The Diverse Structure and Organization of U.S. Beef Cow-Calf Farms (March 2011) uses 2008 ARMS data for U.S. beef cow-calf farms to study their structure and organization.  Findings suggest that many small operations are "rural residence farms" that specialize in beef cow-calf production, but their income from off-farm sources exceeds that from the farm. Most beef cow-calf production occurs on large farms, but cow-calf production is not the primary enterprise on many of these farms. Findings suggest that operators of beef cow-calf farms have a diverse set of goals for the cattle enterprise.

Characteristics, Costs, and Issues for Organic Dairy Farming (November 2009) uses 2005 ARMS data for U.S. dairy operations, which include a targeted sample of organic milk producers, to examine the structure, costs, and challenges of organic milk production. Findings suggest that economic forces have made organic operations more like conventional operations and that the future structure of the industry may depend on the interpretation and implementation of new organic pasture rules.

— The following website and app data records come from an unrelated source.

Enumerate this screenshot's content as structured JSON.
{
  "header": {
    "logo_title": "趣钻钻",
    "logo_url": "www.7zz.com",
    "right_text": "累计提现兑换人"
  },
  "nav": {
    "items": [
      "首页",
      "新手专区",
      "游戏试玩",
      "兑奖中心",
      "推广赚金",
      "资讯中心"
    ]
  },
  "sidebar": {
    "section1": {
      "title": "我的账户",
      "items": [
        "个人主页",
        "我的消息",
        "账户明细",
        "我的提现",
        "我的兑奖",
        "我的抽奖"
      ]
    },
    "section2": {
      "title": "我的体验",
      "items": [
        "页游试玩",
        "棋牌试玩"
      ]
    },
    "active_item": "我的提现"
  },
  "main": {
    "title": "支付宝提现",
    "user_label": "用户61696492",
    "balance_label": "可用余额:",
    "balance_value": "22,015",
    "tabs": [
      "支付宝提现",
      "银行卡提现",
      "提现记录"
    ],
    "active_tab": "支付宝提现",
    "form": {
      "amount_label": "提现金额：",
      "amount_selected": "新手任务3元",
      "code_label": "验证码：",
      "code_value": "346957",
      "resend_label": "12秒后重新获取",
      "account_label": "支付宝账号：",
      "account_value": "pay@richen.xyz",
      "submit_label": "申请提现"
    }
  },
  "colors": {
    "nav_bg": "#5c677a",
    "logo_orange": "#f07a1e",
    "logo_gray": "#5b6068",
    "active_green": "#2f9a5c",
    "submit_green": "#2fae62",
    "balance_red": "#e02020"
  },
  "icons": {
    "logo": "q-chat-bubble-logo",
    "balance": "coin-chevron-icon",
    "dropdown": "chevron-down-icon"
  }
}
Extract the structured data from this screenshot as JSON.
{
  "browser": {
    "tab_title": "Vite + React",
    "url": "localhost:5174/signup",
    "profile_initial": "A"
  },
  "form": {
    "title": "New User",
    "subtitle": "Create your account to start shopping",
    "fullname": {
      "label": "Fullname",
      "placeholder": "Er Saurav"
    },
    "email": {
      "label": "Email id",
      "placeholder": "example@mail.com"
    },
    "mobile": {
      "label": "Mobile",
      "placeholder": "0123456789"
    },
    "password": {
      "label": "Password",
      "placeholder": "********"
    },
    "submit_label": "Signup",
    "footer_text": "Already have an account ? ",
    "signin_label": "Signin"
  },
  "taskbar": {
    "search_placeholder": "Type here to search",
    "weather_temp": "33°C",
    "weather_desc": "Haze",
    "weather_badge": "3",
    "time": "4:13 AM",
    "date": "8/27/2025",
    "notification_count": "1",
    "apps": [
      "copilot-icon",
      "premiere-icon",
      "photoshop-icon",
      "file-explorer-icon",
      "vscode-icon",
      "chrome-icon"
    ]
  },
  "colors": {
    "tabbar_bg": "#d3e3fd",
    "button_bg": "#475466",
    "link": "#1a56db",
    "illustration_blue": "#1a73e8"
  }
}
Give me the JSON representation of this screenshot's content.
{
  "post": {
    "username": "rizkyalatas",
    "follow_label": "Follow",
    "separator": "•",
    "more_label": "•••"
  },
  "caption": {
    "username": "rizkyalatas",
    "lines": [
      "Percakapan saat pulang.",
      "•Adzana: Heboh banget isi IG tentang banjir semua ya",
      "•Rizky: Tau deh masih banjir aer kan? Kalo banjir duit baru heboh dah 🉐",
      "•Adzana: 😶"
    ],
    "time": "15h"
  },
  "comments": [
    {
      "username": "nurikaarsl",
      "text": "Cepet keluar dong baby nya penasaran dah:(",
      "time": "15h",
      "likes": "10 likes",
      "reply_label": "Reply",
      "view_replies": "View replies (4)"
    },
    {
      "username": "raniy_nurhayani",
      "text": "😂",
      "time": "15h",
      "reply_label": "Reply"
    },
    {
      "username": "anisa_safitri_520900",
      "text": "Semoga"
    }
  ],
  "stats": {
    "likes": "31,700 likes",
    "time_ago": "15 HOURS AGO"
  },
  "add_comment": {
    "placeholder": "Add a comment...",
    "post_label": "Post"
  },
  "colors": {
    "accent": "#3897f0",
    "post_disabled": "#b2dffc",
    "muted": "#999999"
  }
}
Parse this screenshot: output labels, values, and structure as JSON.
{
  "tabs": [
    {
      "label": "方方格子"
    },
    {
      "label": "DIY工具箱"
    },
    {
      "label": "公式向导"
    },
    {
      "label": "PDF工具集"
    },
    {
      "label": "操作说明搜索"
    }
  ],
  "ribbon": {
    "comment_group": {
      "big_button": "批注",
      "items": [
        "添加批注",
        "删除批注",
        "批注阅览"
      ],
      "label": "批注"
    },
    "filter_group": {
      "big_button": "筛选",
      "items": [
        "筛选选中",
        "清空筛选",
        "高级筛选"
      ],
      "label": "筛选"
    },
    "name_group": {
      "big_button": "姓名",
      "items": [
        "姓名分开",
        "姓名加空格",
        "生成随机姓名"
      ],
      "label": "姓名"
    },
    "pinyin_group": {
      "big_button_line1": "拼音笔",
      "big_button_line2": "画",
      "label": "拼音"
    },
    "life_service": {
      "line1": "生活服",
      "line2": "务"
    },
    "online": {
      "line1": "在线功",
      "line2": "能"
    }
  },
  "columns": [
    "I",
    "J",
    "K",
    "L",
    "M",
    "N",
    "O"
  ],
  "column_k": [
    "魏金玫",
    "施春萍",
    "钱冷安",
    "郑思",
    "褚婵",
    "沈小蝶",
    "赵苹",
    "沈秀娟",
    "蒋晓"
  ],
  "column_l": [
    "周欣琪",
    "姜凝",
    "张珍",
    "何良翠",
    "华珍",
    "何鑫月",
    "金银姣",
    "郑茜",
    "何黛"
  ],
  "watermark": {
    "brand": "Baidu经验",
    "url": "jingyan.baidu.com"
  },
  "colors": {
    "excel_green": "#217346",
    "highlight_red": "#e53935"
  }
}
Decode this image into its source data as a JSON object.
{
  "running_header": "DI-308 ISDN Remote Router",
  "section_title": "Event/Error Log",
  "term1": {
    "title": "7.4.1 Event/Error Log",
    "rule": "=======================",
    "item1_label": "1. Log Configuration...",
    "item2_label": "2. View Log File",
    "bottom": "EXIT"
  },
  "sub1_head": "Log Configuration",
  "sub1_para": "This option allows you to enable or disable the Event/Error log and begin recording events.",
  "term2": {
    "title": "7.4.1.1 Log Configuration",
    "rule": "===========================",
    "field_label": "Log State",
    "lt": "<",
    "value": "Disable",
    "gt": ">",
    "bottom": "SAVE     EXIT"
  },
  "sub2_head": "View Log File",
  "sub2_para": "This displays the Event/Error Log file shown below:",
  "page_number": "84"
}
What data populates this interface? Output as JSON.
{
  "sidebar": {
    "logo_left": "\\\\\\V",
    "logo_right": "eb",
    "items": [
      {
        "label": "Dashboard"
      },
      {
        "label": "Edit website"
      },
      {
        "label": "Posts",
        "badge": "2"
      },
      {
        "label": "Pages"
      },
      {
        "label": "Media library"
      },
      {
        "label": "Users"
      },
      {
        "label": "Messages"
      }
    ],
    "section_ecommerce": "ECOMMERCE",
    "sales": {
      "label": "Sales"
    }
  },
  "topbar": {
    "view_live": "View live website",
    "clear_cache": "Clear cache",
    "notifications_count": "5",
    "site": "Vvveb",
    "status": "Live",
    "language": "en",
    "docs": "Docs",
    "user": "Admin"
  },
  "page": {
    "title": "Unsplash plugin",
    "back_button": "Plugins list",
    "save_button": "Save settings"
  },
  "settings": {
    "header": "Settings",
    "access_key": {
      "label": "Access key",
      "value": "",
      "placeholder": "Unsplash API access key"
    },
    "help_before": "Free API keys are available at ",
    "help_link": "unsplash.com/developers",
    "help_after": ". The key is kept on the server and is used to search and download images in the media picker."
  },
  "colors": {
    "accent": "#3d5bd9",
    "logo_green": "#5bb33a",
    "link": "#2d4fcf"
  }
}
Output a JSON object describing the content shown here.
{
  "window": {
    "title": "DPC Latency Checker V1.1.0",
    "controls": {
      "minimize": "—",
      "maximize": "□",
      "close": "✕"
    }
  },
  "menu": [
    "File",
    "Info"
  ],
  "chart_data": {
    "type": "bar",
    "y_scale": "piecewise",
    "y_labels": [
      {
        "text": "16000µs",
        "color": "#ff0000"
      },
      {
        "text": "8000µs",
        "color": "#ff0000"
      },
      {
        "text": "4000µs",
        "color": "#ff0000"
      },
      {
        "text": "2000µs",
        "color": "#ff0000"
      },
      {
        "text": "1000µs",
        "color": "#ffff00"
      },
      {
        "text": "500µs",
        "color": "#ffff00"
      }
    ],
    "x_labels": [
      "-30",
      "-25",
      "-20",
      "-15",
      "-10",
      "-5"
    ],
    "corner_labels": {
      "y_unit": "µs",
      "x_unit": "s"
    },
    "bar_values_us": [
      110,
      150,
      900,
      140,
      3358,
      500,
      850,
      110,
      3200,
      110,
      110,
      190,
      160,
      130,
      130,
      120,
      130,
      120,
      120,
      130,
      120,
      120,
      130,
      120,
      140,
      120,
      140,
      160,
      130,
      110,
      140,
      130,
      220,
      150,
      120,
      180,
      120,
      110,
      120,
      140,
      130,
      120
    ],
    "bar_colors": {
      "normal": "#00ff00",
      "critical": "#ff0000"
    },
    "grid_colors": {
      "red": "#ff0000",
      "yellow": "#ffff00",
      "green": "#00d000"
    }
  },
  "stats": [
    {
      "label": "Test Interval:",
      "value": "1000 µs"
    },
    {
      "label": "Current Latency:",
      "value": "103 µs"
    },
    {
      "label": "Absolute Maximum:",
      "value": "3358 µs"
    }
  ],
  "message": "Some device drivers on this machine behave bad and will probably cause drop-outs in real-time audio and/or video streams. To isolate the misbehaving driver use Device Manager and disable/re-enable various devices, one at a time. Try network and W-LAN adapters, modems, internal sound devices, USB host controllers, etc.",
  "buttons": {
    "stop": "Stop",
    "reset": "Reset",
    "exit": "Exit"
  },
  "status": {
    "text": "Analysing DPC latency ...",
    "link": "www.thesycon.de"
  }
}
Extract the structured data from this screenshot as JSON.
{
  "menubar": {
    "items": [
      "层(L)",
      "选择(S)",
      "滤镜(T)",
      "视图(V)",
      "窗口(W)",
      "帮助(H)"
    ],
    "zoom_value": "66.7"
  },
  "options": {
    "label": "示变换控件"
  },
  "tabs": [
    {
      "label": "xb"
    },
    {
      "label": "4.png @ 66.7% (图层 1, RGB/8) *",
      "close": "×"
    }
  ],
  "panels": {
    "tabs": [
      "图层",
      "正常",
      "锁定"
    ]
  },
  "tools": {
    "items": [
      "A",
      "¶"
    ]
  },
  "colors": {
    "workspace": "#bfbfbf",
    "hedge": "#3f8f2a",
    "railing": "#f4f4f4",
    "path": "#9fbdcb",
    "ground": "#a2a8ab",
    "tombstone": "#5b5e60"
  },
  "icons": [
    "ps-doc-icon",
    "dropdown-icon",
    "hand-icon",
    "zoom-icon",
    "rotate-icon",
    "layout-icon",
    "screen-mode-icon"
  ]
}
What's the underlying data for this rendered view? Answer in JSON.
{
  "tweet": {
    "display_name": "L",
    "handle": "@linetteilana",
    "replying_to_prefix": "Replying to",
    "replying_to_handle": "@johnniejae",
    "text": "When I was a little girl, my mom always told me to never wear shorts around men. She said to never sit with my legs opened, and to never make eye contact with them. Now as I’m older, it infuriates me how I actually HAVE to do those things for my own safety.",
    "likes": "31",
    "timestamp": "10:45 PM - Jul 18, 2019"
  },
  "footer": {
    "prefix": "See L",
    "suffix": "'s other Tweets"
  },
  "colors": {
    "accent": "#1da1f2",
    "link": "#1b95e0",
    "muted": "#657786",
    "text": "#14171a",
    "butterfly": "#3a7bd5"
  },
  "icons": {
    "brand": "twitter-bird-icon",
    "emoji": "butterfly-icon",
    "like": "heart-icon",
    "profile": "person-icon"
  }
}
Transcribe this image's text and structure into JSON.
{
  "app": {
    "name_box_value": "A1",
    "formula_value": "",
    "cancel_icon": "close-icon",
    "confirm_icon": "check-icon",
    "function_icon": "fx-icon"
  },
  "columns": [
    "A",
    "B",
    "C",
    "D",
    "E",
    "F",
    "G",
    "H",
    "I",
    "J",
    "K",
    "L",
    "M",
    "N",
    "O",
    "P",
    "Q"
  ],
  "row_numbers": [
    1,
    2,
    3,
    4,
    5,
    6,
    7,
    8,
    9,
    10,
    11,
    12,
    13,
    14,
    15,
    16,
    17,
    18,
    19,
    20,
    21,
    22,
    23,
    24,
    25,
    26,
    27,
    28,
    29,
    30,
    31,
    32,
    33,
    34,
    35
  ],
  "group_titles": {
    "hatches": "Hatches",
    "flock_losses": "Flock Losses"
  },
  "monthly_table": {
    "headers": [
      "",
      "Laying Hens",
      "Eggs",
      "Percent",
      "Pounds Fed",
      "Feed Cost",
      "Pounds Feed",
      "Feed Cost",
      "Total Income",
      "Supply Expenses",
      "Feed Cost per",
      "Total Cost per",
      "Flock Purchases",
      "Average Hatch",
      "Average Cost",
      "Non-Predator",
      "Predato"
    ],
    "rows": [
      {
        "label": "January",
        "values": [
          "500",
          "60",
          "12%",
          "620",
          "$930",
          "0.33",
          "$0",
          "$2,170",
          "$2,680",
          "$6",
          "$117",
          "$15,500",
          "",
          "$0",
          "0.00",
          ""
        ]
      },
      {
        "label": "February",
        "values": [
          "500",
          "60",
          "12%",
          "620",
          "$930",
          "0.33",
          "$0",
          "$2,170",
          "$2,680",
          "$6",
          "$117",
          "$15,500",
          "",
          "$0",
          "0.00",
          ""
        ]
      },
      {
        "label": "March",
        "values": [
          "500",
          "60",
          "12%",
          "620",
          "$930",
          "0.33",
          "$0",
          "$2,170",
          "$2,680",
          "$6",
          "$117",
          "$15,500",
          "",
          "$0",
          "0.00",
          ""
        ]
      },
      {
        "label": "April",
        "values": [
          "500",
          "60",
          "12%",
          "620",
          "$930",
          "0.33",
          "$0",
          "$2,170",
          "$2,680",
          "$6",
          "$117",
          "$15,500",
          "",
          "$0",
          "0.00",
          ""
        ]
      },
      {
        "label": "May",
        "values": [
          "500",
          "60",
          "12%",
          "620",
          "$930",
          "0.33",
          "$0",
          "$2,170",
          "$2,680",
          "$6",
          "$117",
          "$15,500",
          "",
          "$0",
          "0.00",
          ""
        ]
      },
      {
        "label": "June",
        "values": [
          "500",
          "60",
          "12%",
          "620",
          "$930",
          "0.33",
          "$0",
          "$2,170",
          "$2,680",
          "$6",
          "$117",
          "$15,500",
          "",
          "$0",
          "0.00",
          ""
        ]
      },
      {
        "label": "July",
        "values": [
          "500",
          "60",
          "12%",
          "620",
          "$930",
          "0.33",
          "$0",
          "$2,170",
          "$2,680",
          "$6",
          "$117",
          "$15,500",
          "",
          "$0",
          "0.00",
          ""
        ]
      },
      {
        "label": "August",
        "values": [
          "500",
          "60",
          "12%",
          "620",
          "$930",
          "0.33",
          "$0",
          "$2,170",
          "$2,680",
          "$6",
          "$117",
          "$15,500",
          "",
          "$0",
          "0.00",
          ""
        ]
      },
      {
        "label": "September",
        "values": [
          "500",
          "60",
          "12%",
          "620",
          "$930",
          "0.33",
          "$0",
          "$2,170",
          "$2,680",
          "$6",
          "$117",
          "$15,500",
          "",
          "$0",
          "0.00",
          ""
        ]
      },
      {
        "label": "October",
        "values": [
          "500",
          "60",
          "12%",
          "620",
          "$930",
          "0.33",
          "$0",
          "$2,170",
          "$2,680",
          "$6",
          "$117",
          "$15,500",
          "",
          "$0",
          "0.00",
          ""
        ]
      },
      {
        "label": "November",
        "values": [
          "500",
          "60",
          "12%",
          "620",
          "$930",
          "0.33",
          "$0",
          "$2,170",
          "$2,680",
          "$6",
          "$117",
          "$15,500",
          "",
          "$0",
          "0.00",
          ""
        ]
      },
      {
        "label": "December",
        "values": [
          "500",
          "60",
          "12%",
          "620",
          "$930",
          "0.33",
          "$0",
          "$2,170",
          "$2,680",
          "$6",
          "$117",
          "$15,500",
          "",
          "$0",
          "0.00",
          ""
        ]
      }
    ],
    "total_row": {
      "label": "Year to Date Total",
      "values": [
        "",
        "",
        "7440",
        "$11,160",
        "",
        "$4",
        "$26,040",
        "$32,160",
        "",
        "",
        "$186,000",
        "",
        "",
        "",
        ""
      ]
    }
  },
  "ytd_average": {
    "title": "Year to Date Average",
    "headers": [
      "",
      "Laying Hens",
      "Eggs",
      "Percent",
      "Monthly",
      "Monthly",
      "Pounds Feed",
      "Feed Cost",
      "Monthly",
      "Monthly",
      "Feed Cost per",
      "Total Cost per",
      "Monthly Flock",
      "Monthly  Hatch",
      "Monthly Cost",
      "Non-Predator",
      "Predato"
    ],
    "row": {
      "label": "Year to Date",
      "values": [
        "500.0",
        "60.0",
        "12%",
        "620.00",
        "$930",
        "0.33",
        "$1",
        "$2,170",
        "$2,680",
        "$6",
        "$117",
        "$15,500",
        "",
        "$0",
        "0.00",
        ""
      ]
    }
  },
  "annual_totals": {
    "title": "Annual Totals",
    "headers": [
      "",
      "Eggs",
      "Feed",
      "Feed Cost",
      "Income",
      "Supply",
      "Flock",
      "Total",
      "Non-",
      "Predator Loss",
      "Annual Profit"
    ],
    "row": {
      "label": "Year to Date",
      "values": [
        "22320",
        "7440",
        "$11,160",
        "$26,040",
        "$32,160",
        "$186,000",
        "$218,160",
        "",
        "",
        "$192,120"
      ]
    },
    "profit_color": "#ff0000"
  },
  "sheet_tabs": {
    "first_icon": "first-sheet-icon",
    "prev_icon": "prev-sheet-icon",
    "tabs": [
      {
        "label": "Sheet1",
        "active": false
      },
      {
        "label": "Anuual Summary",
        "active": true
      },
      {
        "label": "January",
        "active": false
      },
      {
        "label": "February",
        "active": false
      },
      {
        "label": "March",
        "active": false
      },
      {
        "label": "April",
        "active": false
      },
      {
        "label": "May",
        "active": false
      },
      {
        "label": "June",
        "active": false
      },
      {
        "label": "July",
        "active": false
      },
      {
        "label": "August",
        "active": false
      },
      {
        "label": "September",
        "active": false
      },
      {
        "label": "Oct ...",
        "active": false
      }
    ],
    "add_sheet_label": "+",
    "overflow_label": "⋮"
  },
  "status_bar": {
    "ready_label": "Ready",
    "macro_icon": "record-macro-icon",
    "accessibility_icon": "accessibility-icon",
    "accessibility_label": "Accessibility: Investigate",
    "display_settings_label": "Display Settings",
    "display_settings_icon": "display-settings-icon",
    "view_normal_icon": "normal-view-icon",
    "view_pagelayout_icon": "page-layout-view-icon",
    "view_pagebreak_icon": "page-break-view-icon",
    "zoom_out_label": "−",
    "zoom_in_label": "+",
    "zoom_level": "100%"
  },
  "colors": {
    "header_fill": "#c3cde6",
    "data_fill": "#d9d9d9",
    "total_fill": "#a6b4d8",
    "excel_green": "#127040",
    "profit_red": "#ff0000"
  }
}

The Changing Economics and U.S. Hog Production (December 2007) uses 1992, 1998, and 2004 ARMS data for U.S. hog farms to study the structural and productivity changes in U.S. hog production from 1992-2004.  Findings show that large operations specializing in a single phase of production are replacing farrow-to-finish operations that performed all phases of production. The use of production contracts has increased. Operations producing under contract are larger than independent operations and are more likely to specialize in a single phase of production. These structural changes have coincided with substantial gains in efficiency for hog farms and lower production costs. Most of these productivity gains are attributable to increases in the scale of production and technological innovation.

Last updated: Wednesday, October 23, 2013

For more information contact: William McBride